Extracted records
^^^^^^^^^^^^^^^^
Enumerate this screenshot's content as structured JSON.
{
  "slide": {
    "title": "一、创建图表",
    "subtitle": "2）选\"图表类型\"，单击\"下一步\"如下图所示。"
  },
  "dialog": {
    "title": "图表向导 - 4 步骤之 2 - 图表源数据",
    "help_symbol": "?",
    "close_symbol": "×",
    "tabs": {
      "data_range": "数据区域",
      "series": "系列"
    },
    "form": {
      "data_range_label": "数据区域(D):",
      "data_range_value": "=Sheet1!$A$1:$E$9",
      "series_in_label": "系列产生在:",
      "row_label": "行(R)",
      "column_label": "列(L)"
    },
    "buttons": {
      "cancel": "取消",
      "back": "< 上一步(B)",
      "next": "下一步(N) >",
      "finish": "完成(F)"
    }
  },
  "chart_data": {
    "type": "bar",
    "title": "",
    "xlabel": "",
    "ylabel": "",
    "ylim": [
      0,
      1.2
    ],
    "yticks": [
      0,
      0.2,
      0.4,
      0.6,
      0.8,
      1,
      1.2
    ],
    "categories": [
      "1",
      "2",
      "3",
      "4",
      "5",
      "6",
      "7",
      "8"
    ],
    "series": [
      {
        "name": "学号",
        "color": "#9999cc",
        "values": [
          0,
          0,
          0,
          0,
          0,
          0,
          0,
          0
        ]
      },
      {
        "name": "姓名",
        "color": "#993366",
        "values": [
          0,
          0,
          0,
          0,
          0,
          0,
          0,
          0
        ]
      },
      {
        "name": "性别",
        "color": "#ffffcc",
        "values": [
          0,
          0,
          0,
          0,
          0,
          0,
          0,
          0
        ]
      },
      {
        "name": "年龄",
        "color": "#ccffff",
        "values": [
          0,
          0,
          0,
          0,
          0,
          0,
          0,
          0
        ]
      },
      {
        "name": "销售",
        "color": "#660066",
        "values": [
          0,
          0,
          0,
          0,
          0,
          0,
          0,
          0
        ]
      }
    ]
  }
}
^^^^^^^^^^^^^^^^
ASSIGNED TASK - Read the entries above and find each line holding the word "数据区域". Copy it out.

TASK ANSWER -
      "data_range": "数据区域",
      "data_range_label": "数据区域(D):",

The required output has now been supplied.